Black firms shutout of miami-dade public schools construction contracts

M-D School’s disparity study confirm Black business neglect

12/17/2013, 1:24 p.m.
With billions being spent over the next several years in the construction and/or renovation of Miami-Dade County Public Schools [M-DCPS], ...
D.C. Clark

M-DCPS School Board Member Dr. Dorothy Bendross- Mindingall says the disparity study will allow them to create policy “that promotes inclusion of all subgroups of Miami-Dade County.”

“This phase of the report was expedited to coincide with the recently-established bond construction program and the draft report found disparities. This is significant because this will allow us to create a set-aside program for minorities and women. This study will give us more latitude to pursue inclusion in capital construction in the future. Phase 2 will cover procurement of goods and services and maintenance.”

“I applaud the efforts of the entire school board for implementing change that was neglected for over 20 years in our district,” said Christopher Norwood, former chair of the M-DCPS M/WBE Advisory Committee. “We should be asking why the Black community was not as engaged in demanding this study then from our school leadership.”

Dissenting views

Darryl Holsendolph, a Miami native, private consultant and recently-elected president of the Dade Coalition for Education and Economic Justice, a multi-racial group of educators, parents and business leaders, says he has problems with how the data was sorted and interpreted in the disparity study.

“We believe that close to $1 billion dollars of M-DCPS maintenance construction and repair work data was not included in the construction portion of the disparity study,” he said. “What is most insulting to our Coalition is they want us to believe and accept their recently-created definition of capital construction just for the purpose of tainting the disparity study data. Florida State Statue 1013 defines capital construction and we demand that definition be used for the construction phase of the study. Shame on all of you who would attempt to deceive an already oppressed community.”

But perhaps the most scathing criticism came from Miami native and president of Miami Central’s alumni association, D.C. Clark who represents Central as part of the Inner City Alumni for a Responsible Education [I-CARE].

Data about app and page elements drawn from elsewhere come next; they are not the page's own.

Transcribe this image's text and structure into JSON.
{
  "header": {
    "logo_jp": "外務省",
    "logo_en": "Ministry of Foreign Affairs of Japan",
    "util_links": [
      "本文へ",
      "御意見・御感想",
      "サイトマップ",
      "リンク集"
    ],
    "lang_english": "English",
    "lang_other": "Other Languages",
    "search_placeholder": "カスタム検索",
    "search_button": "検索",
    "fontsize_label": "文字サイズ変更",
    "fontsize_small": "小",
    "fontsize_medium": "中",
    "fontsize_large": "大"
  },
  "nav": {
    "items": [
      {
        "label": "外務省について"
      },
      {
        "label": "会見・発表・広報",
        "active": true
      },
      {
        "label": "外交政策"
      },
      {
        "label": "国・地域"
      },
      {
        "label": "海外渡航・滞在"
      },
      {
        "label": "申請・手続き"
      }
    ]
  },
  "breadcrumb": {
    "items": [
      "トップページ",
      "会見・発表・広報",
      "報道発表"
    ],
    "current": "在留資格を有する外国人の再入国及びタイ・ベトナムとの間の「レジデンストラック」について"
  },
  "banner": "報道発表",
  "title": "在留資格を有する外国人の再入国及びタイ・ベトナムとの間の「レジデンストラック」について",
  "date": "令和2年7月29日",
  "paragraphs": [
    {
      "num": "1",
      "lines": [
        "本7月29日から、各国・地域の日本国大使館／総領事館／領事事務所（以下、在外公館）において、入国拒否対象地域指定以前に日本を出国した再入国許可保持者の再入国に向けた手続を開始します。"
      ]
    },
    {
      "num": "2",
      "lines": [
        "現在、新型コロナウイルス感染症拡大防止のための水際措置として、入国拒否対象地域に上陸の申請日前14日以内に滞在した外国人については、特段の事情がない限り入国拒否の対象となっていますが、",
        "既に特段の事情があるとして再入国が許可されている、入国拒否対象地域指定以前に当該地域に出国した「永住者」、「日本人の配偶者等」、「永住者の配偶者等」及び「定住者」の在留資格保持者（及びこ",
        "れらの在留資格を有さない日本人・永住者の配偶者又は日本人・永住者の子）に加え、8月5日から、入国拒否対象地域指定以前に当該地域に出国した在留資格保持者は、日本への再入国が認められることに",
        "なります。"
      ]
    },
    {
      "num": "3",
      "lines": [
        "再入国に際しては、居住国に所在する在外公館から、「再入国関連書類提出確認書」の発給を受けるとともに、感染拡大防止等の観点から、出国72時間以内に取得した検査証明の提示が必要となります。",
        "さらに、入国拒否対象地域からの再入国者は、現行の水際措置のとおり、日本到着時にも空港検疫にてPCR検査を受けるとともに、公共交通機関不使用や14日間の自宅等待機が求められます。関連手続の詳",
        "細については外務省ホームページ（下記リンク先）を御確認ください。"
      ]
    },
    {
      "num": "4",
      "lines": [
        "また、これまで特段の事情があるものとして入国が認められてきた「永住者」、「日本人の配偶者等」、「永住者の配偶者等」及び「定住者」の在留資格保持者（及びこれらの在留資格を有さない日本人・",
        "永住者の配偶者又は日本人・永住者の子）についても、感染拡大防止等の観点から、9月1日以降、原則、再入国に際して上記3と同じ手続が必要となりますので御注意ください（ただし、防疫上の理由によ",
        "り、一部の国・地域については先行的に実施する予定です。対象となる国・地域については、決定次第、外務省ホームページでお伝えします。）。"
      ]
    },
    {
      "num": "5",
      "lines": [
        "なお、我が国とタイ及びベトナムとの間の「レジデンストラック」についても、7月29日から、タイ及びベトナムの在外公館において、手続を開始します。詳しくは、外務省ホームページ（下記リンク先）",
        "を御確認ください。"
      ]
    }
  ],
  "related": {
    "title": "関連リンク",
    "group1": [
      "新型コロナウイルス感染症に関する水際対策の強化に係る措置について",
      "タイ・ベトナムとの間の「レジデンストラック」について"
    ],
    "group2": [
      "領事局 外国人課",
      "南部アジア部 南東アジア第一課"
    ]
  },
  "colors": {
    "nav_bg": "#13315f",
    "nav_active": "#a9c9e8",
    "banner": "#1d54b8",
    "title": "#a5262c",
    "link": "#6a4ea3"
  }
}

“We’ve been saying there was a disparity and telling the superintendent that forever,” he said. “When he came here only 1.4 percent of Black contractors were getting contracts. We believe this report does nothing more than put a spin on the numbers. So they spent $400,000 for this report to be done but used the wrong years to study. They should have used 2005 to 2011 and that’s what was the original intent. We believe they omitted 2005 so that they could boost their findings. Look we just want inner city schools to get the resources that they both need and deserve. We all know that Black contractors, among others, haven’t been getting their fair share and the study proves us right. But if the officials were honest, they’d tell you this report doesn’t give them one reason to celebrate. They’re simply spinning the truth so they can continue to give the bulk of the contracts to Cuban businesses.”